The Birth of the Lab Coat
A Brief Historical OverviewThe lab coat’s roots trace back to the late 19th century. As scientific disciplines expanded, researchers needed practical attire that protected their clothing from spills, chemicals, and biological agents. Enter the lab coat—a long, knee-length buttoned garment made of durable cotton or linen.
- Early Pioneers: In the 1880s, German chemists and physicians adopted lab coats to maintain hygiene and prevent contamination. These early coats were often beige or grey.
- Florence Nightingale: The legendary nurse and statistician Florence Nightingale popularized the white lab coat in healthcare settings. She believed that cleanliness and professionalism were intertwined, and her influence extended beyond nursing.
- Medical Schools and Hospitals: By the early 20th century, medical schools and hospitals worldwide embraced lab coats, becoming synonymous with the vocations. They symbolized expertise, and their pristine appearance conveyed trust to patients.
The Symbolism of the White Coat
Beyond PracticalityThe white lab coat transcends mere functionality. Here’s why:
- Authority: When a doctor or scientist dons a white coat, it signals authority. Patients and colleagues instinctively recognize their expertise.
- Psychological Impact: Studies show that wearing medical lab coats enhances focus, attention, and precision. It’s a form of “enclothed cognition.”
- Trust: Patients associate the white coat with trustworthiness. It’s a visual cue that reassures them during vulnerable moments.
Lab Coats in Different Professions
- Physicians and Surgeons: A doctors coat helps protect against bodily fluids, but they also serve as a canvas for personalized pins, badges, and name tags.
- Scientists and Researchers: Whether in a chemistry lab or a biology field station, scientists wear lab coats. The pockets hold pens, notebooks, and tools of inquiry.
- Pharmacists: Behind the pharmacy counter, lab coats convey professionalism. They’re also practical for handling medications.
- Veterinarians: Treating animals requires protective gear. Lab coats keep veterinarians clean during examinations and surgeries.
- Dentists: Dental professionals wear lab coats for hygiene and to maintain a sterile environment.
- Forensic Experts: Lab coats are essential in crime scene investigations. They protect against contaminants and preserve evidence.
Personalization and Sustainability
- Customization: Lab coats now come in various styles, colours, and lengths.
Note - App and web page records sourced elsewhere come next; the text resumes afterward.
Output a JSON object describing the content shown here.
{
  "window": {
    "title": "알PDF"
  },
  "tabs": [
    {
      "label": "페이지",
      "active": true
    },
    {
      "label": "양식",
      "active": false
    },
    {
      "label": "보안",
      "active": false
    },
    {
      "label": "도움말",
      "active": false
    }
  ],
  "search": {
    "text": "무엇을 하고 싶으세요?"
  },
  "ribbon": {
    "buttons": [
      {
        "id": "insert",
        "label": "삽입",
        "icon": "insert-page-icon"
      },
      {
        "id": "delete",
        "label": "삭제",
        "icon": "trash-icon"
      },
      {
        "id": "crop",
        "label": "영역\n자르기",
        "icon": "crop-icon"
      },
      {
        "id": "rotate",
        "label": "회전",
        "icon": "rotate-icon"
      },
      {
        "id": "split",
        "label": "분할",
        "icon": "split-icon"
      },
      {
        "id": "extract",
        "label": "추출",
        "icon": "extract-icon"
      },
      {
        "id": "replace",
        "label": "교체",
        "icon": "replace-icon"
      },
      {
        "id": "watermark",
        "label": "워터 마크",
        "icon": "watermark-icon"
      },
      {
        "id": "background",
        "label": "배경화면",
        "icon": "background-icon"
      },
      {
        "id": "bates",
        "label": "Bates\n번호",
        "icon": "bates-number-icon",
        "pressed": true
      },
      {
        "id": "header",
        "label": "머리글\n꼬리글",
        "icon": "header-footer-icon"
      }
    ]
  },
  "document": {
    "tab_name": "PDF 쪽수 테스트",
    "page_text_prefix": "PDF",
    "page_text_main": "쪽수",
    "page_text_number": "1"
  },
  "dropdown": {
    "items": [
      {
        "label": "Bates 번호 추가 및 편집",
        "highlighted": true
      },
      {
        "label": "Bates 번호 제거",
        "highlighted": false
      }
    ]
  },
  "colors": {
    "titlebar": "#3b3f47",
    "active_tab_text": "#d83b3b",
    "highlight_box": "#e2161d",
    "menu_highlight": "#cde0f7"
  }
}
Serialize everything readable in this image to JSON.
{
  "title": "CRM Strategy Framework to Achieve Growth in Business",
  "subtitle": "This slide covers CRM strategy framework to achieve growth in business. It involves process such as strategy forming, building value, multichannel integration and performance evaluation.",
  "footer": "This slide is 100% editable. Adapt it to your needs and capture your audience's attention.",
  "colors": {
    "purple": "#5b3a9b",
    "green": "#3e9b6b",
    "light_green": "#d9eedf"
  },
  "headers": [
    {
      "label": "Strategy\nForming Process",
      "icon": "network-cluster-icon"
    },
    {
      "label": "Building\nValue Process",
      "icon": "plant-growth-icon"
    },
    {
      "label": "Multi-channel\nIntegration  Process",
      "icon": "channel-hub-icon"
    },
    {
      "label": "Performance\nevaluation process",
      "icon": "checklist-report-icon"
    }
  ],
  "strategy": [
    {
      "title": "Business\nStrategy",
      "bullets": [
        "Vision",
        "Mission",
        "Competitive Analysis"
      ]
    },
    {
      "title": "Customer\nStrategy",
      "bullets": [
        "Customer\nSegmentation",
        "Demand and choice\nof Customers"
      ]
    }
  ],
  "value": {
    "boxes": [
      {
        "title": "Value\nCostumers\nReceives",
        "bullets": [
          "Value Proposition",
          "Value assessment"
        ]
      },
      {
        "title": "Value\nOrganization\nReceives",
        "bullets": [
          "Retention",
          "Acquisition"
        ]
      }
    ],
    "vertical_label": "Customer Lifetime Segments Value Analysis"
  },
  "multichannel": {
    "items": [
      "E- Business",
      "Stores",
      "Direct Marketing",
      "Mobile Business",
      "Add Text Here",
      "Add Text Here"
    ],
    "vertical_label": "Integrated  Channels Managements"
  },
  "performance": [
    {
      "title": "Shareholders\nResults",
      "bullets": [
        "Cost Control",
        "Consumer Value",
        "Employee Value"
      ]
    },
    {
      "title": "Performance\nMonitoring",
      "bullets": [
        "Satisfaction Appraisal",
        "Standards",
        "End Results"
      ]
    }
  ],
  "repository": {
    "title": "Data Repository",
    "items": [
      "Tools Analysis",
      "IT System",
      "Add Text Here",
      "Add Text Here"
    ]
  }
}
Some institutions allow personalized embroidery or patches.
- Eco-Friendly Materials: As awareness grows, eco-conscious professionals opt for lab coats made from sustainable fabrics.
- Gender-Neutral Designs: The traditional unisex lab coat is evolving to accommodate diverse gender identities.
Lab Coat Alternatives
Scrubs and Specialised UniformsWhen it comes to professional attire, there are alternatives to the classic lab coat.
- Scrubs: In healthcare, scrubs have become an alternative uniform to lab coats. Scrubs are commonly worn by medical professionals, especially in hospitals and clinics. They come in various colours and are lightweight, comfortable, and easy to clean. Unlike lab coats, scrubs are often unisex and don’t have buttons or zippers. They’re practical for quick changes and frequent washing.
- Professional Jackets: Some fields opt for tailored jackets or blazers instead of lab coats. These can be made from more stylish fabrics and have a professional appearance. Professional jackets are common in business settings, but they can also work well in research or clinical environments.
- Aprons: While not a direct replacement for lab coats, aprons serve a similar purpose—protecting clothing. They’re often used in industrial or culinary settings. Aprons come in various materials (such as vinyl or canvas) and styles (full-length or waist-length).
- Disposable Gowns: In sterile environments like operating rooms, disposable gowns are essential. They provide a barrier against contaminants and are discarded after use. These gowns are lightweight and prevent cross-contamination.
- Specialised Attire: Depending on the profession, specialized attire may be necessary. For example:
- Radiation Protection Garments - Worn by radiologists during X-rays or other imaging procedures.
- Chemical-Resistant Suits - Used by chemists working with hazardous substances.
- Flame-Resistant Clothing - Essential for firefighters and certain industrial roles.